    Scenario 1:
     Run the assertion with the following settings:
    Stop searching after first successful match
     = 
    enabled
    Include matched substring in capture
     = 
    enabled
    Context variable
     = 
    p
    This will be the result:
    ${p[0]}
     = "phone=604-555-1234" 
    ${p[1]}
     = "604-555-1234"
    A few points to note about these results:
    • The variable "p" that is created is a multivalued context variable.
    • The first value in "p" (${p[0]}) contains the entire substring matched by the regular expression.
    • The second value in "p" (${p[1]}) contains the first capture group, which is as indicated in the regular expression.
    • The phone number for Sue Smith is not captured, because you've instructed the assertion to stop search after a successful match is made.
    Scenario 2:
     Run the assertion with the following settings:
    Stop searching after first successful match
     = 
    disabled
    Include matched substring in capture
     = 
    enabled
    Context variable
     = 
    p
    This will be the result:
    ${p[0]}
     = "phone=604-555-1234" (entire substring matched by the regex, for the 1st successful match) 
    ${p[1]}
     = "604-555-1234" (1st group, for the 1st successful match) 
    ${p[2]}
     = "phone=604-555-4332" (entire substring matched by the regex, for the 2nd successful match) 
    ${p[3]}
     = "604-555-4332" (1st capture group, for the 2nd successful match)
    Note that when the "Stop searching..." option is disabled, Sue Smith's phone number is captured.
    Scenario 3:
     Run the assertion with the following settings:
    Stop searching after first successful match
     = 
    disabled
    Include matched substring in capture
     = 
    disabled
    Context variable
     = 
    p
    This will be the result:
    ${p[0]}
     = "604-555-1234" (1st capture group, for the 1st successful match) 
    ${p[1]}
     = "604-555-4332" (1st capture group, for the 2nd successful match)
    Notice that when you disable "Include matched substring", the matched substrings are no longer saved.
    Scenario 4:
     Use the same settings as Scenario 3, but introduce a new capture group by enclosing the 
    entire
     regular expression within parentheses (remember, capture groups are indicated by parentheses):
    (phone=(\d\d\d-\d\d\d-\d\d\d\d))
    This will be the result:
    ${p[0]}
     = "phone=604-555-1234" (1st capture group, for the 1st successful match) 
    ${p[1]}
     = "604-555-1234" (2nd capture group, for the 1st successful match) 
    ${p[2]}
     = "phone=604-555-4332" (1st capture group, for the 2nd successful match) 
    ${p[3]}
     = "604-555-4332" (2nd capture group, for the 2nd successful match)
    Notice that this is identical to the output from Scenario 2. Thus, the "Include matched substring" option is the same as disabling the option and enclosing the entire expression within parentheses. 
  5. Select the [Test] tab to test your regular expression and to determine whether the replacement string was entered correctly.
    • In the 
      Test Input
       box, type some sample text that includes the value or format from the 
      Regular Expression
       field.
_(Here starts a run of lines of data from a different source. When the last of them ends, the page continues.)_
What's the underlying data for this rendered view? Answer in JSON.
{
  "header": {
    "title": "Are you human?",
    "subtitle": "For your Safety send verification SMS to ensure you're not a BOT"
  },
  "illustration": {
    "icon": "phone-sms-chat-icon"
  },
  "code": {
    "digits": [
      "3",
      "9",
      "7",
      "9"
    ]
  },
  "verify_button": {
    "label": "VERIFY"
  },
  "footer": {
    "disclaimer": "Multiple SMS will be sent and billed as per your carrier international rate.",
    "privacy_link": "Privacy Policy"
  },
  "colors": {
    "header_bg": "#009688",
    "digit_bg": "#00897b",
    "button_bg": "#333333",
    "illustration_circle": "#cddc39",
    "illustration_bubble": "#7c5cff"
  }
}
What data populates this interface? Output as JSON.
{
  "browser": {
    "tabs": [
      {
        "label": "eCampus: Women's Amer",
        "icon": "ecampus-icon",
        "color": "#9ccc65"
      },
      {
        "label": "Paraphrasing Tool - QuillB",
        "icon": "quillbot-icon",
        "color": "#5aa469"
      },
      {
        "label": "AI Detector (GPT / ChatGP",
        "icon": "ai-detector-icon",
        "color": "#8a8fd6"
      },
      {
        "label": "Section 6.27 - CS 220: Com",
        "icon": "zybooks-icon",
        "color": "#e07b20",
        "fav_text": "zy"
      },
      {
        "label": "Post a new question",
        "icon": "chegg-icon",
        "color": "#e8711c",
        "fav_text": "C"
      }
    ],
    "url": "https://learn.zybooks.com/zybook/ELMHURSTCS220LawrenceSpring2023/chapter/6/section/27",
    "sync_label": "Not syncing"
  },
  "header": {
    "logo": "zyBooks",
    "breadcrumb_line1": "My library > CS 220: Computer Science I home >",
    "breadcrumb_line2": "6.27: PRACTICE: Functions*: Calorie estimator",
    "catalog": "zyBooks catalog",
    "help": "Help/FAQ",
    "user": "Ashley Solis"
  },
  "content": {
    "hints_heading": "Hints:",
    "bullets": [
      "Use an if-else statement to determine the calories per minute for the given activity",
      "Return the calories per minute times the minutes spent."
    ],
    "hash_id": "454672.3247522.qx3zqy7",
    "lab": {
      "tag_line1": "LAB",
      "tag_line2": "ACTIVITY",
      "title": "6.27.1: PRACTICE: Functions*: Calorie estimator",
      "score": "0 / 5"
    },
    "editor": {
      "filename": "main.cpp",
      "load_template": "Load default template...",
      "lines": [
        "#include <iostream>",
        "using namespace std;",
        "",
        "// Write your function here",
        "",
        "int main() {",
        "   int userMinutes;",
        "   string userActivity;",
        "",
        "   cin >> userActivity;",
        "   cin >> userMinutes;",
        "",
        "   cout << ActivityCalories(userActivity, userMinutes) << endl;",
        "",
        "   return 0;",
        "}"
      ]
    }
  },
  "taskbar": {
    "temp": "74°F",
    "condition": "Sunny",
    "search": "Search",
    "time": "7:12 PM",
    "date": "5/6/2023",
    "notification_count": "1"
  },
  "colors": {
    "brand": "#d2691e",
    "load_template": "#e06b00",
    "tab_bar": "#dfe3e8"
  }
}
As you type, the assertion attempts to match your input against the Regular Expression that was entered.
    • The 
      Test Result
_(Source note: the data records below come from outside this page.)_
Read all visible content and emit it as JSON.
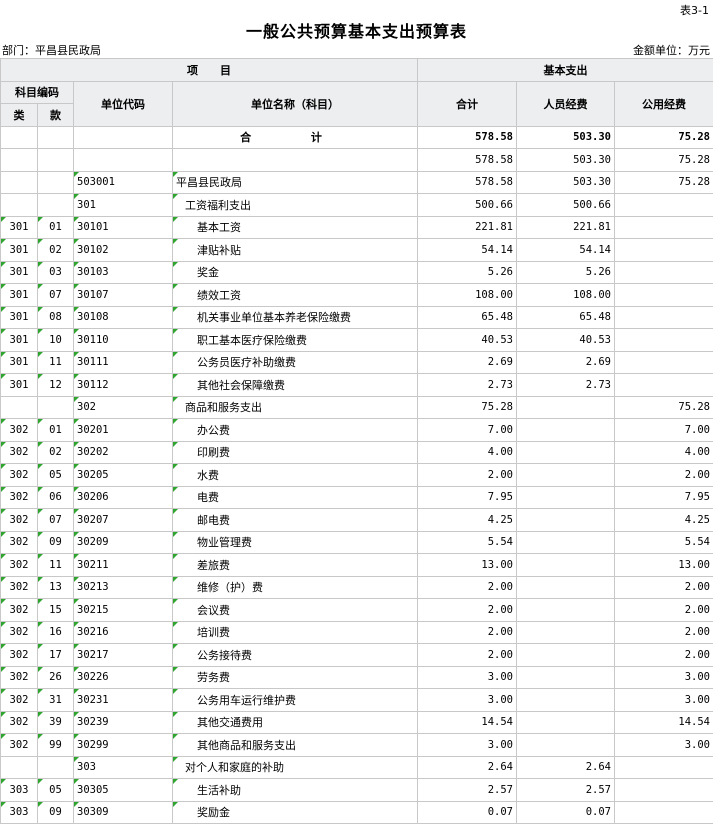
{
  "header": {
    "table_no": "表3-1",
    "title": "一般公共预算基本支出预算表",
    "department": "部门：平昌县民政局",
    "unit": "金额单位：万元"
  },
  "columns": {
    "item": "项　　目",
    "basic": "基本支出",
    "subject_code": "科目编码",
    "lei": "类",
    "kuan": "款",
    "unit_code": "单位代码",
    "unit_name": "单位名称（科目）",
    "total": "合计",
    "personnel": "人员经费",
    "public": "公用经费"
  },
  "total_row": {
    "label": "合 计",
    "total": "578.58",
    "personnel": "503.30",
    "public": "75.28"
  },
  "rows": [
    {
      "lei": "",
      "kuan": "",
      "code": "",
      "name": "",
      "level": 0,
      "total": "578.58",
      "personnel": "503.30",
      "public": "75.28"
    },
    {
      "lei": "",
      "kuan": "",
      "code": "503001",
      "name": "平昌县民政局",
      "level": 0,
      "total": "578.58",
      "personnel": "503.30",
      "public": "75.28"
    },
    {
      "lei": "",
      "kuan": "",
      "code": "301",
      "name": "工资福利支出",
      "level": 1,
      "total": "500.66",
      "personnel": "500.66",
      "public": ""
    },
    {
      "lei": "301",
      "kuan": "01",
      "code": "30101",
      "name": "基本工资",
      "level": 2,
      "total": "221.81",
      "personnel": "221.81",
      "public": ""
    },
    {
      "lei": "301",
      "kuan": "02",
      "code": "30102",
      "name": "津贴补贴",
      "level": 2,
      "total": "54.14",
      "personnel": "54.14",
      "public": ""
    },
    {
      "lei": "301",
      "kuan": "03",
      "code": "30103",
      "name": "奖金",
      "level": 2,
      "total": "5.26",
      "personnel": "5.26",
      "public": ""
    },
    {
      "lei": "301",
      "kuan": "07",
      "code": "30107",
      "name": "绩效工资",
      "level": 2,
      "total": "108.00",
      "personnel": "108.00",
      "public": ""
    },
    {
      "lei": "301",
      "kuan": "08",
      "code": "30108",
      "name": "机关事业单位基本养老保险缴费",
      "level": 2,
      "total": "65.48",
      "personnel": "65.48",
      "public": ""
    },
    {
      "lei": "301",
      "kuan": "10",
      "code": "30110",
      "name": "职工基本医疗保险缴费",
      "level": 2,
      "total": "40.53",
      "personnel": "40.53",
      "public": ""
    },
    {
      "lei": "301",
      "kuan": "11",
      "code": "30111",
      "name": "公务员医疗补助缴费",
      "level": 2,
      "total": "2.69",
      "personnel": "2.69",
      "public": ""
    },
    {
      "lei": "301",
      "kuan": "12",
      "code": "30112",
      "name": "其他社会保障缴费",
      "level": 2,
      "total": "2.73",
      "personnel": "2.73",
      "public": ""
    },
    {
      "lei": "",
      "kuan": "",
      "code": "302",
      "name": "商品和服务支出",
      "level": 1,
      "total": "75.28",
      "personnel": "",
      "public": "75.28"
    },
    {
      "lei": "302",
      "kuan": "01",
      "code": "30201",
      "name": "办公费",
      "level": 2,
      "total": "7.00",
      "personnel": "",
      "public": "7.00"
    },
    {
      "lei": "302",
      "kuan": "02",
      "code": "30202",
      "name": "印刷费",
      "level": 2,
      "total": "4.00",
      "personnel": "",
      "public": "4.00"
    },
    {
      "lei": "302",
      "kuan": "05",
      "code": "30205",
      "name": "水费",
      "level": 2,
      "total": "2.00",
      "personnel": "",
      "public": "2.00"
    },
    {
      "lei": "302",
      "kuan": "06",
      "code": "30206",
      "name": "电费",
      "level": 2,
      "total": "7.95",
      "personnel": "",
      "public": "7.95"
    },
    {
      "lei": "302",
      "kuan": "07",
      "code": "30207",
      "name": "邮电费",
      "level": 2,
      "total": "4.25",
      "personnel": "",
      "public": "4.25"
    },
    {
      "lei": "302",
      "kuan": "09",
      "code": "30209",
      "name": "物业管理费",
      "level": 2,
      "total": "5.54",
      "personnel": "",
      "public": "5.54"
    },
    {
      "lei": "302",
      "kuan": "11",
      "code": "30211",
      "name": "差旅费",
      "level": 2,
      "total": "13.00",
      "personnel": "",
      "public": "13.00"
    },
    {
      "lei": "302",
      "kuan": "13",
      "code": "30213",
      "name": "维修（护）费",
      "level": 2,
      "total": "2.00",
      "personnel": "",
      "public": "2.00"
    },
    {
      "lei": "302",
      "kuan": "15",
      "code": "30215",
      "name": "会议费",
      "level": 2,
      "total": "2.00",
      "personnel": "",
      "public": "2.00"
    },
    {
      "lei": "302",
      "kuan": "16",
      "code": "30216",
      "name": "培训费",
      "level": 2,
      "total": "2.00",
      "personnel": "",
      "public": "2.00"
    },
    {
      "lei": "302",
      "kuan": "17",
      "code": "30217",
      "name": "公务接待费",
      "level": 2,
      "total": "2.00",
      "personnel": "",
      "public": "2.00"
    },
    {
      "lei": "302",
      "kuan": "26",
      "code": "30226",
      "name": "劳务费",
      "level": 2,
      "total": "3.00",
      "personnel": "",
      "public": "3.00"
    },
    {
      "lei": "302",
      "kuan": "31",
      "code": "30231",
      "name": "公务用车运行维护费",
      "level": 2,
      "total": "3.00",
      "personnel": "",
      "public": "3.00"
    },
    {
      "lei": "302",
      "kuan": "39",
      "code": "30239",
      "name": "其他交通费用",
      "level": 2,
      "total": "14.54",
      "personnel": "",
      "public": "14.54"
    },
    {
      "lei": "302",
      "kuan": "99",
      "code": "30299",
      "name": "其他商品和服务支出",
      "level": 2,
      "total": "3.00",
      "personnel": "",
      "public": "3.00"
    },
    {
      "lei": "",
      "kuan": "",
      "code": "303",
      "name": "对个人和家庭的补助",
      "level": 1,
      "total": "2.64",
      "personnel": "2.64",
      "public": ""
    },
    {
      "lei": "303",
      "kuan": "05",
      "code": "30305",
      "name": "生活补助",
      "level": 2,
      "total": "2.57",
      "personnel": "2.57",
      "public": ""
    },
    {
      "lei": "303",
      "kuan": "09",
      "code": "30309",
      "name": "奖励金",
      "level": 2,
      "total": "0.07",
      "personnel": "0.07",
      "public": ""
    }
  ]
}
       box shows the results of the match. Examine the results carefully to see if this is what you intended. The figure below illustrates how the assertion interprets the test input given the sample regular expression and replacement string shown:
      • For test input 
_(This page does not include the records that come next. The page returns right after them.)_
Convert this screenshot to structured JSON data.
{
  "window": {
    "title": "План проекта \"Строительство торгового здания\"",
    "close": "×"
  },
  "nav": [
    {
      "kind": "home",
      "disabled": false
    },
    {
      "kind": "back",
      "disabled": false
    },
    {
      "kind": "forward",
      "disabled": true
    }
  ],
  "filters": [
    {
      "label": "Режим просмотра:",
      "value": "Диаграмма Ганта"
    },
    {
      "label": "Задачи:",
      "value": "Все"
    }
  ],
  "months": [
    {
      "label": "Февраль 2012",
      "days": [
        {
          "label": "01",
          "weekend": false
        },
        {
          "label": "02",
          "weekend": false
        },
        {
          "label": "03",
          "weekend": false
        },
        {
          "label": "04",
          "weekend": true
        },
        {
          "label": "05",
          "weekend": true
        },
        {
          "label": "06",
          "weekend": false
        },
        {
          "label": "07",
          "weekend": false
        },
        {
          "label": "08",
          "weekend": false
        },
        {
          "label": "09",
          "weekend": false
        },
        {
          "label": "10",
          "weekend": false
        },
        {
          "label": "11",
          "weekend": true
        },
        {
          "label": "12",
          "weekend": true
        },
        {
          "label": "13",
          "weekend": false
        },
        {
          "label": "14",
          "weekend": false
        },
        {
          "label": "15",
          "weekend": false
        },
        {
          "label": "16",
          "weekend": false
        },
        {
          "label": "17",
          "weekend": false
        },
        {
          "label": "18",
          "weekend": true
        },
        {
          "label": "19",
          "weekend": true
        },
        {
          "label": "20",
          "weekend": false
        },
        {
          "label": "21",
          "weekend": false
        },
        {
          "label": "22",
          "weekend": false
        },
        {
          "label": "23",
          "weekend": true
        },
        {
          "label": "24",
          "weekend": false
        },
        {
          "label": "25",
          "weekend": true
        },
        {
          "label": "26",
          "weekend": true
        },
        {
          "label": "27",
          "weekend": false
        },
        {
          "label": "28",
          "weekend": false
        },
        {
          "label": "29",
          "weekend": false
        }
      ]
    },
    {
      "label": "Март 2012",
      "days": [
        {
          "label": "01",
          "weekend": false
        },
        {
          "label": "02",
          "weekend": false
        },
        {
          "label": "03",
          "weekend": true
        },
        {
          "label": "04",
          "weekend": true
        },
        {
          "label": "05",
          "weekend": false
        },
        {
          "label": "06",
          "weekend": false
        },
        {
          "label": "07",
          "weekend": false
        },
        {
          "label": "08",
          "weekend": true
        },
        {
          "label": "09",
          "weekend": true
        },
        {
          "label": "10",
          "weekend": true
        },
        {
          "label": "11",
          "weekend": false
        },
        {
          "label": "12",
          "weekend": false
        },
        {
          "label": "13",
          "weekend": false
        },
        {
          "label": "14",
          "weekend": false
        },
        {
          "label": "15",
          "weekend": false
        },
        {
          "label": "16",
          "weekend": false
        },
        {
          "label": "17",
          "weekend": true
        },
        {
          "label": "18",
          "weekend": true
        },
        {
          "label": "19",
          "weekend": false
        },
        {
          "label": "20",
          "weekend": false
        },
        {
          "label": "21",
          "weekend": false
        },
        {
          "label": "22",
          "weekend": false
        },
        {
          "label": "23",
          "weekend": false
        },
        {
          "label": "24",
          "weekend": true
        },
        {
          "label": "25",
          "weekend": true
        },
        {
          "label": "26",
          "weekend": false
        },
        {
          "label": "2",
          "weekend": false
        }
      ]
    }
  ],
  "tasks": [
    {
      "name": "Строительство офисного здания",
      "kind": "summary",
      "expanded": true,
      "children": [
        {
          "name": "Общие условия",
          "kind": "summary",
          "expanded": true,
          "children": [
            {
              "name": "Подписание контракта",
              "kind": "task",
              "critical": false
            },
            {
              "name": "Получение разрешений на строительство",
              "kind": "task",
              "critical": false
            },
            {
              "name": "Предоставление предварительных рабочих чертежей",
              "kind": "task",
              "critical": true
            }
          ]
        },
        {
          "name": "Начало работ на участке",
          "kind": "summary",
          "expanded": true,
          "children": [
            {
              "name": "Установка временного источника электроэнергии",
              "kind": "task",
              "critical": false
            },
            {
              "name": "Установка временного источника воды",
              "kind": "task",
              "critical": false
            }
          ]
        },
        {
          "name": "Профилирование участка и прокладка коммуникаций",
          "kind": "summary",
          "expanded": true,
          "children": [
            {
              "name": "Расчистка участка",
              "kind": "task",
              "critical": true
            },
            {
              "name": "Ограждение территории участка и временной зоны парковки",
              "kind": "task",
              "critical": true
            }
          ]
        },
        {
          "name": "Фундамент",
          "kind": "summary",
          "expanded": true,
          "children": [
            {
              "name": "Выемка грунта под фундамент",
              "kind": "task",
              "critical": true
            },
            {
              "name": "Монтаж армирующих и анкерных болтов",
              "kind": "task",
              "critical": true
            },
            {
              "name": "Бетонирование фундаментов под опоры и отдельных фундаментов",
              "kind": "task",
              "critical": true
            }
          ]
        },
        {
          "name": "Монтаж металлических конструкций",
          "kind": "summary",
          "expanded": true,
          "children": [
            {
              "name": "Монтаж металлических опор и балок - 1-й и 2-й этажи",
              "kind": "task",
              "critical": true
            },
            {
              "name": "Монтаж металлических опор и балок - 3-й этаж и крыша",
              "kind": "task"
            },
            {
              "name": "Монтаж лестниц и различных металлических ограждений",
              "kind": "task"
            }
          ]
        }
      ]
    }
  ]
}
        "888-555-1234"
        , the test result is 
        "<phone country="" area="888" num="555-1234"/>"
        . This means the assertion was able to locate the area code and phone number, but not the country code because it was not specified.
      • For test input 
        "1-888-687-2234"
        , the test result was able to match all three groups successfully.
      • For test input 
        "some test"
        , no replacement was made because this is not a phone number.
      • For test input 
        "879-1234"
        , no replacement was made because the phone number is missing the area code, which is a required element.
      • For test input, 
        "604-681-9387"
        , the area code and phone number was matched.
  6. Click [
    OK
    ] when done.